The dismal science, it seems, is an optimistic profession. Many economists, Roubini among them, argue that some of the optimism is built into the very machinery, the mathematics, of modern economic theory. Econometric models typically rely on the assumption that the near future is likely to be similar to the recent past, and thus it is rare that the models anticipate breaks in the economy. And if the models can’t foresee a relatively minor break like a recession, they have even more trouble modeling and predicting a major rupture like a full-blown financial crisis. Only a handful of 20th-century economists have even bothered to study financial panics. (The most notable example is probably the late economist Hyman Minksy, of whom Roubini is an avid reader.) “These are things most economists barely understand,” Roubini told me. “We’re in uncharted territory where standard economic theory isn’t helpful.”

Finally, Science Fiction writer Charlie Stross writes about the increasing difficulty of projecting the near future at all:

We are living in interesting times; in fact, they’re so interesting that it is not currently possible to write near-future SF.

… Put yourself in the shoes of an SF author trying to construct an accurate (or at least believable) scenario for the USA in 2019. Imagine you are constructing your future-USA in 2006, then again in 2007, and finally now, with talk of $700Bn bailouts and nationalization of banks in the background. Each of those projections is going to come out looking different. Back in 2006 the sub-prime crisis wasn’t even on the horizon but the big scandal was FEMA’s response (or lack thereof) to Hurricane Katrina. In 2007, the sub-prime ARM bubble began to burst and the markets were beginning to turn bearish. (Oh, and it looked as if the 2008 presidential election would probably be down to a fight between Hilary Clinton and Rudy Giuliani.) Now, in late 2008 the fiscal sky is falling; things may not end as badly as they did for the USSR, but it’s definitely an epochal, historic crisis.

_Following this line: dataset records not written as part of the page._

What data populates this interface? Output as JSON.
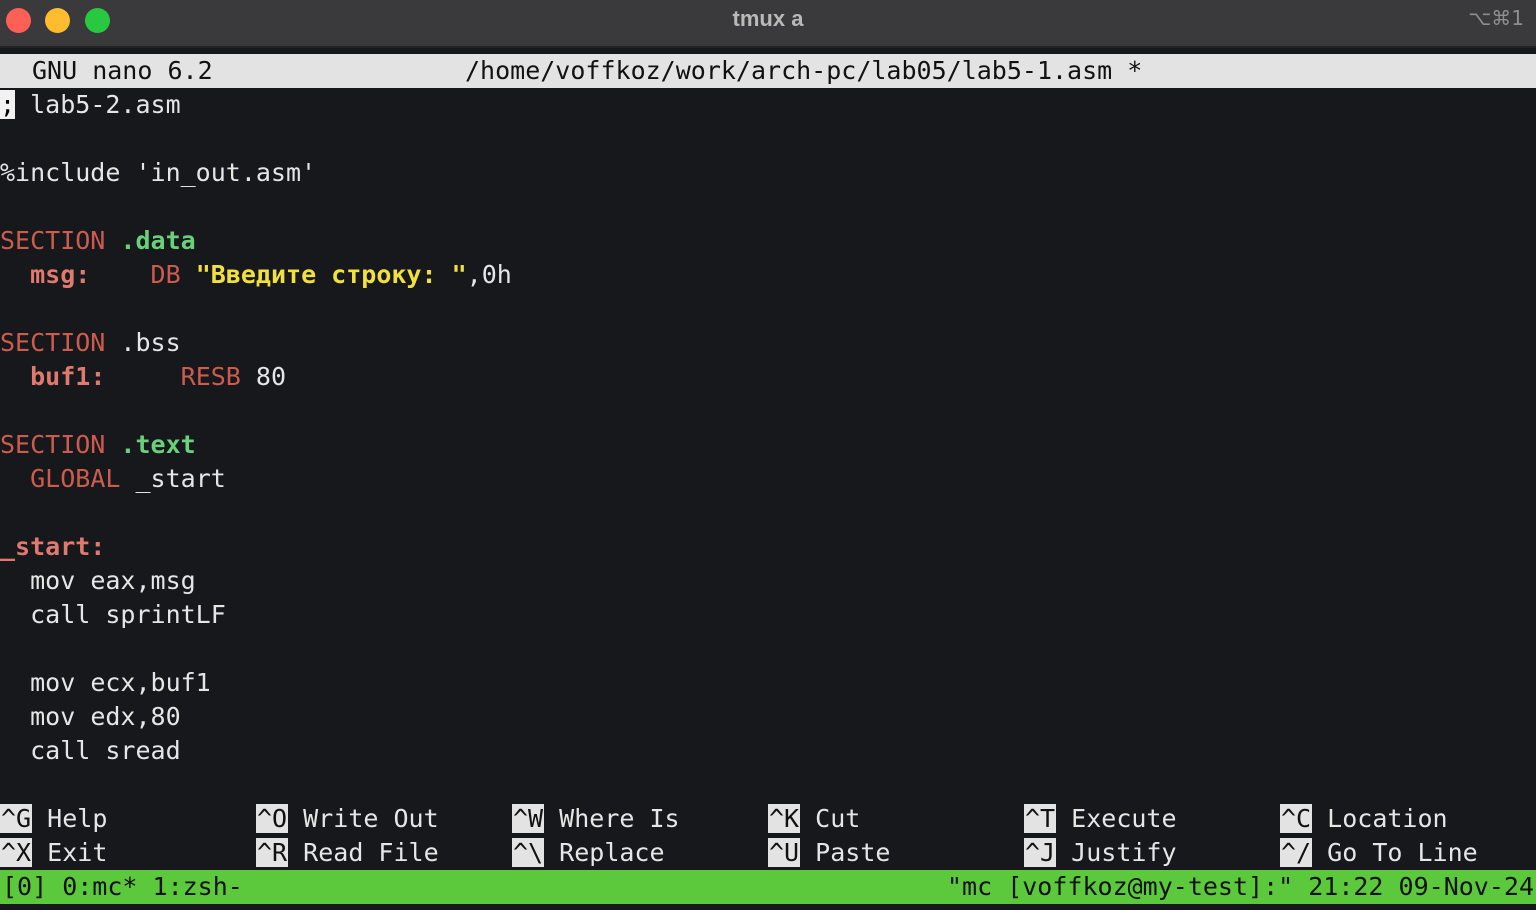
{
  "window": {
    "title": "tmux a",
    "shortcut": "⌥⌘1"
  },
  "nano": {
    "app": "GNU nano 6.2",
    "filepath": "/home/voffkoz/work/arch-pc/lab05/lab5-1.asm *"
  },
  "code": {
    "cursor_char": ";",
    "l1": " lab5-2.asm",
    "l3": "%include 'in_out.asm'",
    "l5_kw": "SECTION",
    "l5_sec": ".data",
    "l6_lbl": "msg:",
    "l6_kw": "DB",
    "l6_str": "\"Введите строку: \"",
    "l6_rest": ",0h",
    "l8_kw": "SECTION",
    "l8_rest": ".bss",
    "l9_lbl": "buf1:",
    "l9_kw": "RESB",
    "l9_rest": "80",
    "l11_kw": "SECTION",
    "l11_sec": ".text",
    "l12_kw": "GLOBAL",
    "l12_rest": "_start",
    "l14_lbl": "_start:",
    "l15": "mov eax,msg",
    "l16": "call sprintLF",
    "l18": "mov ecx,buf1",
    "l19": "mov edx,80",
    "l20": "call sread"
  },
  "shortcuts": [
    {
      "key": "^G",
      "label": "Help"
    },
    {
      "key": "^O",
      "label": "Write Out"
    },
    {
      "key": "^W",
      "label": "Where Is"
    },
    {
      "key": "^K",
      "label": "Cut"
    },
    {
      "key": "^T",
      "label": "Execute"
    },
    {
      "key": "^C",
      "label": "Location"
    },
    {
      "key": "^X",
      "label": "Exit"
    },
    {
      "key": "^R",
      "label": "Read File"
    },
    {
      "key": "^\\",
      "label": "Replace"
    },
    {
      "key": "^U",
      "label": "Paste"
    },
    {
      "key": "^J",
      "label": "Justify"
    },
    {
      "key": "^/",
      "label": "Go To Line"
    }
  ],
  "tmux": {
    "left": "[0] 0:mc* 1:zsh-",
    "right": "\"mc [voffkoz@my-test]:\" 21:22 09-Nov-24"
  },
  "colors": {
    "titlebar": "#3a3a3c",
    "terminal_bg": "#16181c",
    "keyword": "#cd5c4e",
    "section": "#6ad07a",
    "label": "#e07a6e",
    "string": "#f0e040",
    "status_bar": "#5cc83c"
  }
}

Now extend the thought-experiment back to 1996 and 1986. Your future-USA in the 1986 scenario almost certainly faced a strong USSR in 2019, because the idea that a 70 year old Adversary could fall apart in a matter of months, like a paper tiger left out in a rain storm, simply boggles the mind. It’s preposterous; it doesn’t fit with our outlook on the way history works. (And besides, we SF writers are lazy and we find it convenient to rely on clichés — for example, good guys in white hats facing off against bad guys in black hats. Which is silly — in their own head, nobody is a bad guy — but it makes life easy for lazy writers.) The future-USA you dreamed up in 1996 probably had the internet (it had been around in 1986, in embryonic form, the stomping ground of academics and computer industry specialists, but few SF writers had even heard of it, much less used it) and no cold war; it would in many ways be more accurate than the future-USA predicted in 1986. But would it have a monumental fiscal collapse, on the same scale as 1929? Would it have Taikonauts space-walking overhead while the chairman of the Federal Reserve is on his knees? Would it have more mobile phones than people, a revenant remilitarized Russia, and global warming?

There’s a graph I’d love to plot, but I don’t have the tools for. The X-axis would plot years since, say, 1950. The Y-axis would be a scatter plot with error bars showing the deviation from observed outcomes of a series of rolling ten-year projections modeling the near future. Think of it as a meta-analysis of the accuracy of projections spanning a fixed period, to determine whether the future is becoming easier or harder to get right. I’m pretty sure that the error bars grow over time, so that the closer to our present you get, the wider the deviation from the projected future would be. Right now the error bars are gigantic.